Luckily, there is a way that lawmakers in Congress can do that right now. They need look no further than the wind turbines that dot our landscape in Illinois and all across the windy heartland to recognize that we can create jobs and encourage private investment by fostering stable tax policies in one of our economy’s few bright spots: wind energy.

In fact, one of the best ways of unlocking private capital, creating manufacturing jobs and putting Americans back to work is an extension to the federal Production Tax Credit (PTC) for wind. It’s a common sense solution to our shared economic and energy challenges, and one our representatives in Congress should support.


Price at the pump

On a recent campaign swing through Orange County, Calif., the heartland of Republican politics, GOP presidential candidate Newt Gingrich talked openly about $2-a-gallon gas prices at the pump. I don't know which planet the former Speaker of the House is living on, but local gas prices are more than twice this amount now.  

Sometimes it pays to be reflective. Twelve years ago, I wrote a piece for the Orange County Register urging then-presidential candidates Al Gore and George W. Bush to name their running mates weeks before the 2000 Democratic and Republican nominating conventions.

"Energy Secretary Bill Richardson or HUD Secretary Andrew Cuomo look good on paper, but they can't help Gore win in November," I wrote. "Imagine having to defend Richardson if gas prices still are hovering around $2 a gallon this fall."


How to cut climate change in half

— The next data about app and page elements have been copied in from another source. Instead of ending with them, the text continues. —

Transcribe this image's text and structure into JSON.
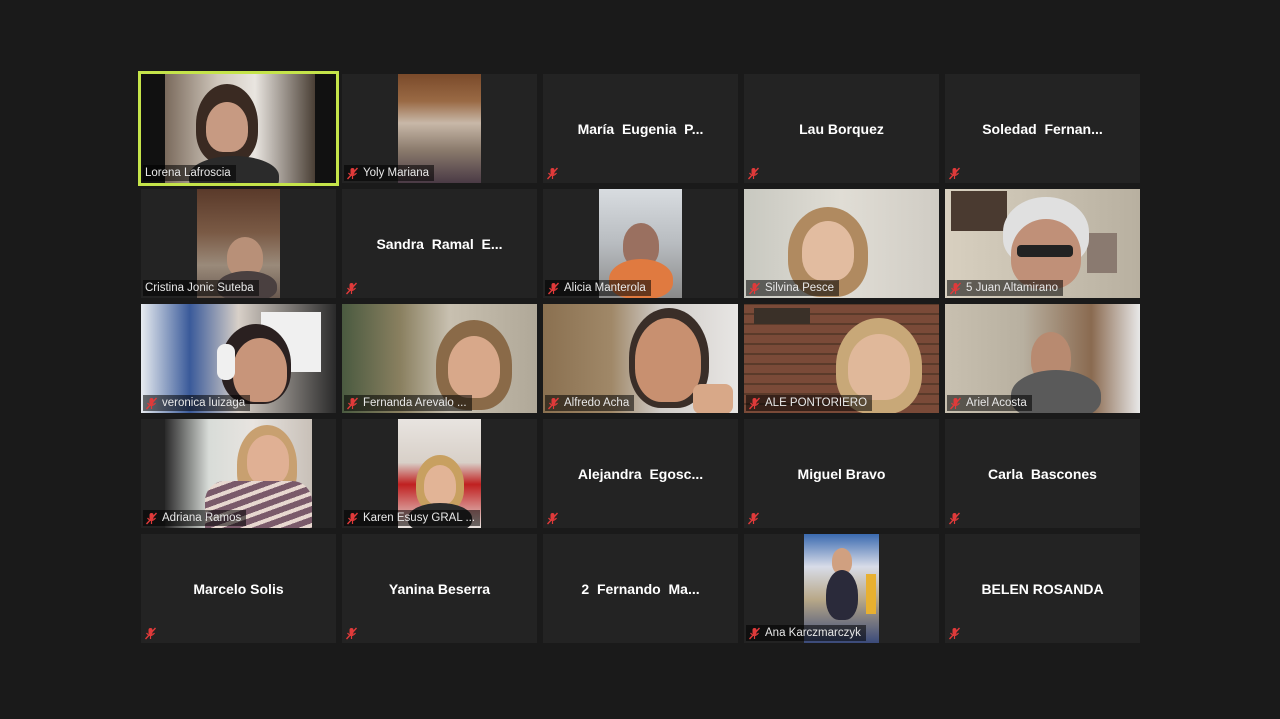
{
  "meeting": {
    "participants": [
      {
        "name": "Lorena Lafroscia",
        "video": true,
        "muted": false,
        "active_speaker": true
      },
      {
        "name": "Yoly Mariana",
        "video": true,
        "muted": true
      },
      {
        "name": "María  Eugenia  P...",
        "video": false,
        "muted": true
      },
      {
        "name": "Lau Borquez",
        "video": false,
        "muted": true
      },
      {
        "name": "Soledad  Fernan...",
        "video": false,
        "muted": true
      },
      {
        "name": "Cristina Jonic Suteba",
        "video": true,
        "muted": false
      },
      {
        "name": "Sandra  Ramal  E...",
        "video": false,
        "muted": true
      },
      {
        "name": "Alicia Manterola",
        "video": true,
        "muted": true
      },
      {
        "name": "Silvina Pesce",
        "video": true,
        "muted": true
      },
      {
        "name": "5 Juan Altamirano",
        "video": true,
        "muted": true
      },
      {
        "name": "veronica luizaga",
        "video": true,
        "muted": true
      },
      {
        "name": "Fernanda Arevalo ...",
        "video": true,
        "muted": true
      },
      {
        "name": "Alfredo Acha",
        "video": true,
        "muted": true
      },
      {
        "name": "ALE PONTORIERO",
        "video": true,
        "muted": true
      },
      {
        "name": "Ariel Acosta",
        "video": true,
        "muted": true
      },
      {
        "name": "Adriana Ramos",
        "video": true,
        "muted": true
      },
      {
        "name": "Karen Esusy GRAL ...",
        "video": true,
        "muted": true
      },
      {
        "name": "Alejandra  Egosc...",
        "video": false,
        "muted": true
      },
      {
        "name": "Miguel Bravo",
        "video": false,
        "muted": true
      },
      {
        "name": "Carla  Bascones",
        "video": false,
        "muted": true
      },
      {
        "name": "Marcelo Solis",
        "video": false,
        "muted": true
      },
      {
        "name": "Yanina Beserra",
        "video": false,
        "muted": true
      },
      {
        "name": "2  Fernando  Ma...",
        "video": false,
        "muted": true
      },
      {
        "name": "Ana Karczmarczyk",
        "video": true,
        "muted": true
      },
      {
        "name": "BELEN ROSANDA",
        "video": false,
        "muted": true
      }
    ]
  },
  "icons": {
    "muted": "muted-mic-icon"
  },
  "colors": {
    "background": "#1a1a1a",
    "tile": "#232323",
    "active_speaker_border": "#c5e44a",
    "mute_icon": "#e03a3a"
  }
}
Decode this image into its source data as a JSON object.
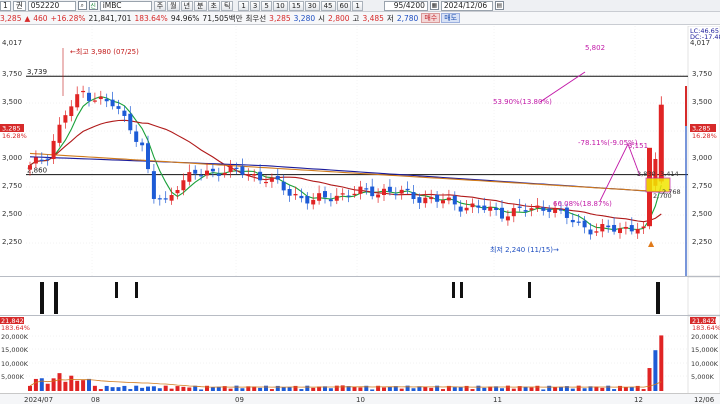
{
  "toolbar": {
    "index_label": "1",
    "type_label": "권",
    "code_value": "052220",
    "search_icon": "search-icon",
    "name_tag": "신",
    "stock_name": "iMBC",
    "period_buttons": [
      "주",
      "월",
      "년",
      "분",
      "초",
      "틱"
    ],
    "interval_buttons": [
      "1",
      "3",
      "5",
      "10",
      "15",
      "30",
      "45",
      "60",
      "1"
    ],
    "count_value": "95/4200",
    "date_value": "2024/12/06",
    "calendar_icon": "calendar-icon"
  },
  "quote": {
    "price": "3,285",
    "change": "460",
    "change_pct": "+16.28%",
    "volume": "21,841,701",
    "volume_pct": "183.64%",
    "strength": "94.96%",
    "amount": "71,505백만",
    "recent_label": "최우선",
    "best_ask": "3,285",
    "best_bid": "3,280",
    "open_label": "시",
    "open": "2,800",
    "high_label": "고",
    "high": "3,485",
    "low_label": "저",
    "low": "2,780",
    "buy_label": "매수",
    "sell_label": "매도"
  },
  "main_chart": {
    "left_top_label": "4,017",
    "right_top_label": "4,017",
    "right_legend": [
      "LC:46.65",
      "DC:-17.48"
    ],
    "y_ticks": [
      "3,750",
      "3,500",
      "3,250",
      "3,000",
      "2,750",
      "2,500",
      "2,250"
    ],
    "price_tag_left": "3,285",
    "price_tag_left_pct": "16.28%",
    "price_tag_right": "3,285",
    "price_tag_right_pct": "16.28%",
    "level_3739": "3,739",
    "level_2860": "2,860",
    "annotations": {
      "high": "최고 3,980 (07/25)",
      "low": "최저 2,240 (11/15)",
      "pct_53": "53.90%(13.80%)",
      "pct_66": "66.08%(18.87%)",
      "pct_78": "-78.11%(-9.05%)",
      "target": "5,802",
      "p3151": "3,151",
      "p2830": "2,830",
      "p2700": "2,700",
      "p3414": "3,414",
      "p2768": "2,768"
    },
    "colors": {
      "up": "#e02424",
      "down": "#1d5bd6",
      "ma5": "#1aa13a",
      "ma20": "#b01a1a",
      "ma60": "#1a1a9a",
      "ma120": "#d07a1a",
      "annotation": "#c21aa8"
    }
  },
  "volume_chart": {
    "left_top_label": "21,842K",
    "left_top_pct": "183.64%",
    "right_top_label": "21,842K",
    "right_top_pct": "183.64%",
    "y_ticks": [
      "20,000K",
      "15,000K",
      "10,000K",
      "5,000K"
    ]
  },
  "date_axis": {
    "labels": [
      "2024/07",
      "08",
      "09",
      "10",
      "11",
      "12",
      "12/06"
    ]
  }
}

What will it take to get the U.S. to take climate change seriously? Climate change threatens the world with powerful and potentially very costly impacts, such as increasingly severe droughts and floods, the die-off of forests and damage to agriculture, as well as rising sea levels.  The U.S. is not exempt from these impacts.
The answer is that the U.S. can make progress even in a dysfunctional political climate, by focusing on reducing two local air pollutants, black carbon (soot) and ground-level ozone, alongwith hydrofluorocarbons (HFCs), man-made chemicals used in refrigerators, air conditioners, and insulating foams. Indeed, recent science shows the U.S., with Mexico and other willing nations, can help lead a global effort to reduce these three warming agents and thereby cut the rate of global warming in half for the next three or four decades.